Other economic injuries such as to competitors or others who suffer economic losses as the result of government conduct that grants economic benefits in violation of the Establishment Clause will also serve as a basis for standing.   

II.  Noneconomic injury

In addition to economic injuries, standing in Establishment Clause cases can be based on a noneconomic injury, but not on a solely psychological injury (like being offended) such as the kind of injury the Court found inadequate in Valley Forge. To serve as the basis for standing, the noneconomic injury can be:

A.  A change in behavior as a result of the asserted Establishment Clause violation such as a decision to refrain from an activity that the plaintiff has previously engaged in, or some other alteration in the challenger’s lifestyle or activities. An example of a change in behavior could be a change in the route traveled in order to avoid a religious symbol on public property.

B.   A decision to give up the use and enjoyment of government property such as a state park.  This was the basis for standing in ACLU v. Raban County Chamber of Commerce where the presence of the cross interfered with the plaintiff’s willingness to camp on state property. This form of standing may also satisfy the requirement of a change in behavior. However, since the plaintiffs in Raban County had never camped in the particular state park at issue prior to the installation of the cross, it is more easily classified as a decision to forego use of the park rather than a change from prior behavior.  

C.  Significant exposure or direct contact with offensive conduct can be the basis of standing. A change in behavior is not always viewed as necessary to establish a noneconomic injury.  For example, in Van Orden v. Perry, the Texas Ten Commandments case, Van Orden walked by the Ten Commandments monument when he used the law library in the Supreme Court Building. Even though he continued to use the library on a frequent basis, despite his objections to the monument, he satisfied the standing requirement. In this circumstance, standing is created because the government has placed the challenger in the position where the challenger either has to refrain from an activity the challenger would otherwise engage in (camping in a state park or walking down a pathway to enter a government building) to avoid an objectionable relgious symbol or activity or engage in the activity and be forced to be exposed to a religious symbol or activity that the challenger finds objectionable. Noneconomic injury is often the basis for standing in cases where public school pupils are challenging a religious practice sponsored by the school they attend such as Bible reading in Schempp or graduation prayer and the students endure the discomfort of being present for unwelcome religious activity.      

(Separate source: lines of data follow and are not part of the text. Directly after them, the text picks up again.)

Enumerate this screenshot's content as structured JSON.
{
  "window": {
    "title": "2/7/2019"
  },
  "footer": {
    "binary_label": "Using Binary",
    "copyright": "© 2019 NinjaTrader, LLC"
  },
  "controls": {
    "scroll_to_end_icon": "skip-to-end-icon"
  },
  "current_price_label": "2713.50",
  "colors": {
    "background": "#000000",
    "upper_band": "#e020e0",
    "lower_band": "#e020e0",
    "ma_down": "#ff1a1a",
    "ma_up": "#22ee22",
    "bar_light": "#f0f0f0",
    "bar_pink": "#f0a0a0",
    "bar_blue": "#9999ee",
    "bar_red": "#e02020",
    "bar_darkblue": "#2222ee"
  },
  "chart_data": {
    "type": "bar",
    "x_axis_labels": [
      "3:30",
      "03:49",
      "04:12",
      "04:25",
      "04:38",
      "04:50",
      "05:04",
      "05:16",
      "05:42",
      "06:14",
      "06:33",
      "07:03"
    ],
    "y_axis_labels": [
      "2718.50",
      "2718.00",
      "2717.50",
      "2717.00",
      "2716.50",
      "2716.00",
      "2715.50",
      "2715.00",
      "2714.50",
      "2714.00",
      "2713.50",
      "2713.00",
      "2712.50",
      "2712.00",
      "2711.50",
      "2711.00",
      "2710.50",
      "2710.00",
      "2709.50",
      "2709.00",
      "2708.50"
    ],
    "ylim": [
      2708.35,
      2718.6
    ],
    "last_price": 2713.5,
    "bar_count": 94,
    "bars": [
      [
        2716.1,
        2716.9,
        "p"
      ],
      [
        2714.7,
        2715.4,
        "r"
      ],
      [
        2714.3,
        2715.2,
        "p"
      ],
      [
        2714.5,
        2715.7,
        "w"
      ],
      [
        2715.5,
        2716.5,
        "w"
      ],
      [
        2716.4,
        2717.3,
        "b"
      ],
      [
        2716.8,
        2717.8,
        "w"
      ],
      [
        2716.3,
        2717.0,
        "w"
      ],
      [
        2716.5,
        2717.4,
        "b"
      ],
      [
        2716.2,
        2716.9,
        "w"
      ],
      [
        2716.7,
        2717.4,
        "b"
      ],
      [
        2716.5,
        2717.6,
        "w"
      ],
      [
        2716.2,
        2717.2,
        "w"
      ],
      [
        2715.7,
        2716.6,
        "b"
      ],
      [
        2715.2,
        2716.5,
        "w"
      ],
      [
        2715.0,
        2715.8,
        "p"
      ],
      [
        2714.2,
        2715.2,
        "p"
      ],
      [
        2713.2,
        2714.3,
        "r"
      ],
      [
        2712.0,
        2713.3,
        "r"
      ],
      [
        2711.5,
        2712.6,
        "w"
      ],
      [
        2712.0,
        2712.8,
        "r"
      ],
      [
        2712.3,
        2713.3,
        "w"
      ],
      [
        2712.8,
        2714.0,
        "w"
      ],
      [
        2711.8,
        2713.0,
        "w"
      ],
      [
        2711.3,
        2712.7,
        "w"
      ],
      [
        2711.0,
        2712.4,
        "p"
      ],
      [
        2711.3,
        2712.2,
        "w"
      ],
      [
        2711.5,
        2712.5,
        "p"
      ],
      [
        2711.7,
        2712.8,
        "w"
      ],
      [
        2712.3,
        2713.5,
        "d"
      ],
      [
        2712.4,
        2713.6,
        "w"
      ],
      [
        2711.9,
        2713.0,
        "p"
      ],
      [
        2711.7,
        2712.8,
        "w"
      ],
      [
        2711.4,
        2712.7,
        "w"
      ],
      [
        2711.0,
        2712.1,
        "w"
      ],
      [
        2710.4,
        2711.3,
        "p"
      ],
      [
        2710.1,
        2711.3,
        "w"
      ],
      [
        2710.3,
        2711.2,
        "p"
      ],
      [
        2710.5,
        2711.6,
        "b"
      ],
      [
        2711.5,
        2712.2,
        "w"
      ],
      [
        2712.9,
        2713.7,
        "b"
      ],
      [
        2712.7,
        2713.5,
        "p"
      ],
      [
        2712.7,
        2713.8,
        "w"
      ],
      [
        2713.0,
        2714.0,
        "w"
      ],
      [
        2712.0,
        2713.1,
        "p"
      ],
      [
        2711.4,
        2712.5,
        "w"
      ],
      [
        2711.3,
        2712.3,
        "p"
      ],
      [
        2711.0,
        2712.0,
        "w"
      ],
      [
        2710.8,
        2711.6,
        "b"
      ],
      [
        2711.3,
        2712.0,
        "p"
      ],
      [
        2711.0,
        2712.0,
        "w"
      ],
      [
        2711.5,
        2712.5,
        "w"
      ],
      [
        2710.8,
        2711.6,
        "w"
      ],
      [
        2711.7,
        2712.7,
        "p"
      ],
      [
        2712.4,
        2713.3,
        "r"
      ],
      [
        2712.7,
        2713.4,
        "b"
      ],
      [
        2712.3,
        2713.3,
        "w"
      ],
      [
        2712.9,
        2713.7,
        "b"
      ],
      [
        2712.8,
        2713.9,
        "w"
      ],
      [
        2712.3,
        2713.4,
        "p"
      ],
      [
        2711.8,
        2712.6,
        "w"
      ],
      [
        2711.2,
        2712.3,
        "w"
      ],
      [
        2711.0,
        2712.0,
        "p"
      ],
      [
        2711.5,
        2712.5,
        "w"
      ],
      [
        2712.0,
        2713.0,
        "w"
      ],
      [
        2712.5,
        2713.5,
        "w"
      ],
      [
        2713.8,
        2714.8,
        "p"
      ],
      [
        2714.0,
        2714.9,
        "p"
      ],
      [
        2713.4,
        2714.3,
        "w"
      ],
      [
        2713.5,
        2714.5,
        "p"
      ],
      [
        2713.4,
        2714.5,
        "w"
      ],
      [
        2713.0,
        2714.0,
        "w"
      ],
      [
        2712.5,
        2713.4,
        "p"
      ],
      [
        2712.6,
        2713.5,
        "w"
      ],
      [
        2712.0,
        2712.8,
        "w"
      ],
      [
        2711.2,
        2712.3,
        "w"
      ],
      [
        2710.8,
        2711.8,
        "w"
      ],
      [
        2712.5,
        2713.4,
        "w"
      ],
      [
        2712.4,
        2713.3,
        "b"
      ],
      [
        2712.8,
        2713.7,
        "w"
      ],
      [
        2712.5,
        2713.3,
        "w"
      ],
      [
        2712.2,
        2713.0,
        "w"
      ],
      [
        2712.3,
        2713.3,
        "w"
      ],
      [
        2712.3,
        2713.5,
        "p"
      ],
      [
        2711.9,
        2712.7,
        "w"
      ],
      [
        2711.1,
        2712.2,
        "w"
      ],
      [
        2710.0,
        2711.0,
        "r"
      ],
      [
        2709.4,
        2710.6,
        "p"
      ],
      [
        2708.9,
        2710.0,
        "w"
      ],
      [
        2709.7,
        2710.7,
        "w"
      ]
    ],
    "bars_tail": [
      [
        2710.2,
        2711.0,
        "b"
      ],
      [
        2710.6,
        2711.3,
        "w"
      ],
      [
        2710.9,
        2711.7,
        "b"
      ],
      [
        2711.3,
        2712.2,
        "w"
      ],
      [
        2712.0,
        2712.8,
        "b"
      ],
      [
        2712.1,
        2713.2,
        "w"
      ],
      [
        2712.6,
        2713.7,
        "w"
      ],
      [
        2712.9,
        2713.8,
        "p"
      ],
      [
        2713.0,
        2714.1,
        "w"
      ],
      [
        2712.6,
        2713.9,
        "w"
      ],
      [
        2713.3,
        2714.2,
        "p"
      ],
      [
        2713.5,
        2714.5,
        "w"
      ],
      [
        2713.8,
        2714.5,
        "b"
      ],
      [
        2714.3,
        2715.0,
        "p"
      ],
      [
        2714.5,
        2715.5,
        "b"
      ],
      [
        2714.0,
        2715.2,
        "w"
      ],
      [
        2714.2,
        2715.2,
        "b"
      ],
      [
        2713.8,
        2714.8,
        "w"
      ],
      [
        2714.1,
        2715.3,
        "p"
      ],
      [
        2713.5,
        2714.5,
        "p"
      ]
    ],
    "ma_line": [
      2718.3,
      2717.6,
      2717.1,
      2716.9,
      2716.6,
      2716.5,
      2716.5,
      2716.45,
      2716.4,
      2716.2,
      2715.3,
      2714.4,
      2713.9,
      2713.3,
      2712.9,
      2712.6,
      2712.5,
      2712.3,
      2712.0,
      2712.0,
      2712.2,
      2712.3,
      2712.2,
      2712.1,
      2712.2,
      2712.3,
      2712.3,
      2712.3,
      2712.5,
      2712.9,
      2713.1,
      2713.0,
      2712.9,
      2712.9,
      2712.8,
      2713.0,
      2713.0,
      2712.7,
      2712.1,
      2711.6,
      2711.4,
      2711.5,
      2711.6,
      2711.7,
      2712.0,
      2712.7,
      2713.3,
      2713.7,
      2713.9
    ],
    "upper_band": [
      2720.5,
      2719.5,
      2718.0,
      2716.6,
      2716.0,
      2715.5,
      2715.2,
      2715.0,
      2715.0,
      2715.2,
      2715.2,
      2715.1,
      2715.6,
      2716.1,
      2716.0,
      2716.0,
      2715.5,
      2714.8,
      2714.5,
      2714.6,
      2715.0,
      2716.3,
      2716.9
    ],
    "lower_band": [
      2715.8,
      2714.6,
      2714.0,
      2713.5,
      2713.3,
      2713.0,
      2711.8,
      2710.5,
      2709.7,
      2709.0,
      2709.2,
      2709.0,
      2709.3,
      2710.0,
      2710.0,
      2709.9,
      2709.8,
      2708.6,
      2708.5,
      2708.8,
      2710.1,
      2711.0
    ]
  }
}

Free Exercise Standing - In Free Exercise challenges, standing is based on the fact that the challenger has had a substantial burden (either direct or indirect) placed on his or her ability to engage in a religious practice by the government. The burden could be that continuing to engage in the religious practice could result in the loss of government benefits, the risk of criminal or civil penalties, or some other substantial burden. Free Exercise standing cannot be based on a general status such as taxpayer status. Instead, challengers must show their personal rights have been interfered with because their religious freedom has been substantially burdened by the government's conduct.